Response to the Scott-Baker Review Panel Report on the European Arrest Warrant by UKIP MEP Gerard Batten. • Introduction: In better ages of its legal history than the one we are living through, Britain developed a uniquely fair system of criminal justice. Our achievements on this field have excelled those of Ancient Rome and remain unparalleled in the history of civilisation. Throughout the world, our common law system became an ideal which other nations strove to copy.
Yet, the very excellence of British justice produced some new dilemmas - such as the extradition of suspects to other countries. We do not want to become safe havens for foreign fugitive criminals; on the other hand, how can we hand over suspects to the countries where the system of criminal justice is so different from – and inferior to – our own?
This has been resolved by a number of safeguards which evolved over centuries to protect the liberties of the suspects whilst enabling extradition of genuine fugitives. Thus, we would not extradite people to countries where they would be tortured of subjected to unfair trial. The so-called 'dual criminality' requirement bars extradition where a person is wanted for actions which would not be considered a crime in this country. Above all, a country requesting extradition first had to prove to a British judge that they had a prima facie case for the suspect to answer.
As the government working party which reviewed our extradition arrangements reported in 1974, “the requirement of prima facie evidence remains the only real safeguard against the trumped up case, and we venture to think that it must serve to deter some applications for extradition where a warrant of arrest has been issued in a foreign State on largely unsupported suspicion of guilt.” The report further pointed out that the requirement of a prima facie case was also the only effective guarantee that judges have enough information to establish dual criminality and that the suspect is not wanted for political reasons. Without the prima facie case safeguard, the other safeguards would also effectively go by the board.
Unfortunately, this is precisely what has happened since then. Under the EU's
'European Arrest Warrant' system, extradition has been replaced with 'judicial surrender' – a mere bureaucratic formality. Where there is an EAW, our judges are now forced to extradite people on the strength of a piece of paper. In practice, all they have to check is that the brief form has been filled correctly (admittedly, even that sometimes becomes a difficulty for our EU partners, but the judges are obliged to take a generous cosmopolitan view of their efforts).
No doubt, the EAW became the most disastrous result of the removal of the prima
facie case requirement; but it is not the only one. The extradition to the United States is only slightly better. Worse still, under the Council of Europe's European Convention on Extradition, the requirement is also removed for some countries where the very idea of rule of law remains a utopian dream of a few troublemaking dissidents – such as Russia and Azerbaijan.
Lord Baker’s Review Panel Report

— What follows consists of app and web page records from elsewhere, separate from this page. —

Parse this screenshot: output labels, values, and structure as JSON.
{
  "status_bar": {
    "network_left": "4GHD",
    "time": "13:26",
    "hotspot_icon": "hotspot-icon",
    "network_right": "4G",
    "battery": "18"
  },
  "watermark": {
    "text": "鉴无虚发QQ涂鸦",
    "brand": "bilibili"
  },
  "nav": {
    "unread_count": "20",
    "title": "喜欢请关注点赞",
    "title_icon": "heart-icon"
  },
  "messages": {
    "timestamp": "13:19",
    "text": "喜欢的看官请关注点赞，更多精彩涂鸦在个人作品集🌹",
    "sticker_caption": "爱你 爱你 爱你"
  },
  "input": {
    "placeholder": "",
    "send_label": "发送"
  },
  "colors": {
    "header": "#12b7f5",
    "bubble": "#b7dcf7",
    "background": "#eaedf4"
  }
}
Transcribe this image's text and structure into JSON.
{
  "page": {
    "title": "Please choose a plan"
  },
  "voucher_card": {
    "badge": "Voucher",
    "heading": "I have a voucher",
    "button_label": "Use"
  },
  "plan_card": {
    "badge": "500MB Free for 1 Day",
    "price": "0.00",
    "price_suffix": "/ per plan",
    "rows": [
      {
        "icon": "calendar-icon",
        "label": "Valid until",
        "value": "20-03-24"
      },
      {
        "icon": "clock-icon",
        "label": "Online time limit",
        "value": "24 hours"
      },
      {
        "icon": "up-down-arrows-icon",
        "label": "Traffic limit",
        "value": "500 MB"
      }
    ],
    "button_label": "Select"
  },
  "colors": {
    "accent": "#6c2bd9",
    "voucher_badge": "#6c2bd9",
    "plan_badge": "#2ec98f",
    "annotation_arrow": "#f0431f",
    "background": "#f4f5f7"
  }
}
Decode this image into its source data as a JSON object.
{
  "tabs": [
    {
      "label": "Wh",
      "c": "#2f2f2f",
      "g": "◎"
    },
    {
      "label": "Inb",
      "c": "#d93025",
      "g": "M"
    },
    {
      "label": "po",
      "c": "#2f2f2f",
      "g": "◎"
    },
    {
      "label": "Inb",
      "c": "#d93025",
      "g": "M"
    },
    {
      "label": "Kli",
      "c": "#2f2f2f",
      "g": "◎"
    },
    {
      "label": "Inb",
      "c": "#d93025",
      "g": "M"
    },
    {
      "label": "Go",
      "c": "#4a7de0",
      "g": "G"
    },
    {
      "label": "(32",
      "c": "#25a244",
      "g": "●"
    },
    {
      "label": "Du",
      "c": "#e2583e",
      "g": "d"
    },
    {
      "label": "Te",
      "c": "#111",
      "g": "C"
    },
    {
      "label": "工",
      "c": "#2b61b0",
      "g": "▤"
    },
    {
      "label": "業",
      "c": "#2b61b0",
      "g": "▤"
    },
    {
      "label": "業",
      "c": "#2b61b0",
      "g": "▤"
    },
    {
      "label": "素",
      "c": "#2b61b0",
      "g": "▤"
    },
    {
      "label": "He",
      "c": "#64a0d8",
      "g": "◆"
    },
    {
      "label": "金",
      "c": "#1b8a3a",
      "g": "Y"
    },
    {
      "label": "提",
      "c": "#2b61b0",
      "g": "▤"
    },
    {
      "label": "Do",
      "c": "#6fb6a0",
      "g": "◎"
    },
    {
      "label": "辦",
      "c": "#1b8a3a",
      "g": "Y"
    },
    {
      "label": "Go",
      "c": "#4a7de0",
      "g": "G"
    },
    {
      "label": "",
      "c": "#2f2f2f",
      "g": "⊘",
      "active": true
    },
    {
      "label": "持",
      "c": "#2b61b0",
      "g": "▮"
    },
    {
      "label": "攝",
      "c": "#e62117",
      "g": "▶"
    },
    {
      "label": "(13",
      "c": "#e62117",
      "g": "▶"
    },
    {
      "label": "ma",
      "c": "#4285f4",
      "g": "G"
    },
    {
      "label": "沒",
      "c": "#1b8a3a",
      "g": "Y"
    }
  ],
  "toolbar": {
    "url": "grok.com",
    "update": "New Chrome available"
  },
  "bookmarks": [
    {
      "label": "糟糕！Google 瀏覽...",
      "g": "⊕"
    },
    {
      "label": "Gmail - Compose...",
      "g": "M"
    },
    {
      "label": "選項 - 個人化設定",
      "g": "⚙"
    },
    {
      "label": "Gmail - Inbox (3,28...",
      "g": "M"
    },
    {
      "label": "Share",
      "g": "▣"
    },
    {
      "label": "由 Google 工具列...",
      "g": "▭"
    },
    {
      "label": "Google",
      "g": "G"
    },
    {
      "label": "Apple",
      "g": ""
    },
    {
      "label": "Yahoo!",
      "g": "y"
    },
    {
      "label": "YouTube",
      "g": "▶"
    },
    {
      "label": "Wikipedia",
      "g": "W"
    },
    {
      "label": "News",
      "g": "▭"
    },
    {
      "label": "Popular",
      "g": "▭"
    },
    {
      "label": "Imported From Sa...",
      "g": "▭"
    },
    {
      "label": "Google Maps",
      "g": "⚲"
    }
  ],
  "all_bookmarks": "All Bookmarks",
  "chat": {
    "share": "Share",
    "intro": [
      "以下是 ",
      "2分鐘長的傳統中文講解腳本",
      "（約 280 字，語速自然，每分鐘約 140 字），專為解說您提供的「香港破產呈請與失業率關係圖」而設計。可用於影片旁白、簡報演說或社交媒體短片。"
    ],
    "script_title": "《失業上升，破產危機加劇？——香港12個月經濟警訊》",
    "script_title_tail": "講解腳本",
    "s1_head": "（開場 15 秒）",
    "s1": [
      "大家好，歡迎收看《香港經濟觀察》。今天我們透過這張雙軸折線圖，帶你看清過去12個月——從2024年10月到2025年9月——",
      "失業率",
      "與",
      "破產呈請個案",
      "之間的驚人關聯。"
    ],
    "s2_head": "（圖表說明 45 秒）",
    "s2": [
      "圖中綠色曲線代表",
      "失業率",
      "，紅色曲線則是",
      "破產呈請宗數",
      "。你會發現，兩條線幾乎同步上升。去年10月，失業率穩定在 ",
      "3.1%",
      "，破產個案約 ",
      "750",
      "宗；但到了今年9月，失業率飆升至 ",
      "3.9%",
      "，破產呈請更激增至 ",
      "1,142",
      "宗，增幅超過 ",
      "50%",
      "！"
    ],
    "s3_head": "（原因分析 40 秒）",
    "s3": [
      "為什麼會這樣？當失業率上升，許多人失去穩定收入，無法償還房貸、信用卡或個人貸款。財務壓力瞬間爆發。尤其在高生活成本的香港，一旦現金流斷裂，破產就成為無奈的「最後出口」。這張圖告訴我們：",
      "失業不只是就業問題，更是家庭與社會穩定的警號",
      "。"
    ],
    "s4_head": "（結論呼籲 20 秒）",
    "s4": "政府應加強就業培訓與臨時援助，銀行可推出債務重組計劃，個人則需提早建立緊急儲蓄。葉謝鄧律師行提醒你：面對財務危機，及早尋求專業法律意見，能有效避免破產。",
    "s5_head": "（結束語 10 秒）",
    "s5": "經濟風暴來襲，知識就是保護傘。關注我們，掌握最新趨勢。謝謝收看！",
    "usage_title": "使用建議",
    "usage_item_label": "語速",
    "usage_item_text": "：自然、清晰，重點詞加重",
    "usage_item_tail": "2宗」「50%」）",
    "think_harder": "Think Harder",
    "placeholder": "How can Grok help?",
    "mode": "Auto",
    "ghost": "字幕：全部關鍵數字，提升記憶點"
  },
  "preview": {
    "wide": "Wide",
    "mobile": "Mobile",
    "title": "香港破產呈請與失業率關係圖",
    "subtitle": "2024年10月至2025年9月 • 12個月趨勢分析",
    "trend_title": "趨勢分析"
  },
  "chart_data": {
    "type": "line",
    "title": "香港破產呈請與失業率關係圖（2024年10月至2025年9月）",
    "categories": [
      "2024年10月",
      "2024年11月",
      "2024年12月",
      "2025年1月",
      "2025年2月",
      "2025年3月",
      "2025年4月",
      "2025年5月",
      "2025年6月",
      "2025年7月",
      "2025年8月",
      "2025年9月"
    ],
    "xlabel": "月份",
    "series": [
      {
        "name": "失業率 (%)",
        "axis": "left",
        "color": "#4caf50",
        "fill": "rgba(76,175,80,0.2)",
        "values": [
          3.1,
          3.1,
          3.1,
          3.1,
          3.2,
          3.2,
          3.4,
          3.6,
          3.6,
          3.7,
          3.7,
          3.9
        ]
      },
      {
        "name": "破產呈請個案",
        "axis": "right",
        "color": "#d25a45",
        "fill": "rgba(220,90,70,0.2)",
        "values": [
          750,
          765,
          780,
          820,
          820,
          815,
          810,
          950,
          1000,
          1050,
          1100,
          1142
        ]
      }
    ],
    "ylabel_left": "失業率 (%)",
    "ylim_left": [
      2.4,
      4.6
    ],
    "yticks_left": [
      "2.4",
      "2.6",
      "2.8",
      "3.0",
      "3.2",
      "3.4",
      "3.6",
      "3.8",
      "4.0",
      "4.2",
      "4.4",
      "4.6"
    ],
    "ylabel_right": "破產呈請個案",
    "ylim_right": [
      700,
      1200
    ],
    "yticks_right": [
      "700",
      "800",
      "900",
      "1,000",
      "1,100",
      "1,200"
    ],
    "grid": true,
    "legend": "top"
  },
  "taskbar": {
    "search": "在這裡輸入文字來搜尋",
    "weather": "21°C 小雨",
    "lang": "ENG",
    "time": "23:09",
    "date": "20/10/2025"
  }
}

For a few years now, it has been universally recognised that this country's extradition arrangements must be urgently reformed; especially the most dangerous aspect of them – the European Arrest Warrant. Both Government parties have solemnly promised to do that when they come to power. To review the existing system and make recommendations, the government appointed an 'independent panel' led by Lord Baker – a retired top judge best known for his inquest into the death of Princess Diana. Having spent over a year on this work, having traveled extensively to Brussels, Hague, and Washington, the panel has now produced its 488-pages long report – only to endorse the present system and to recommend no change.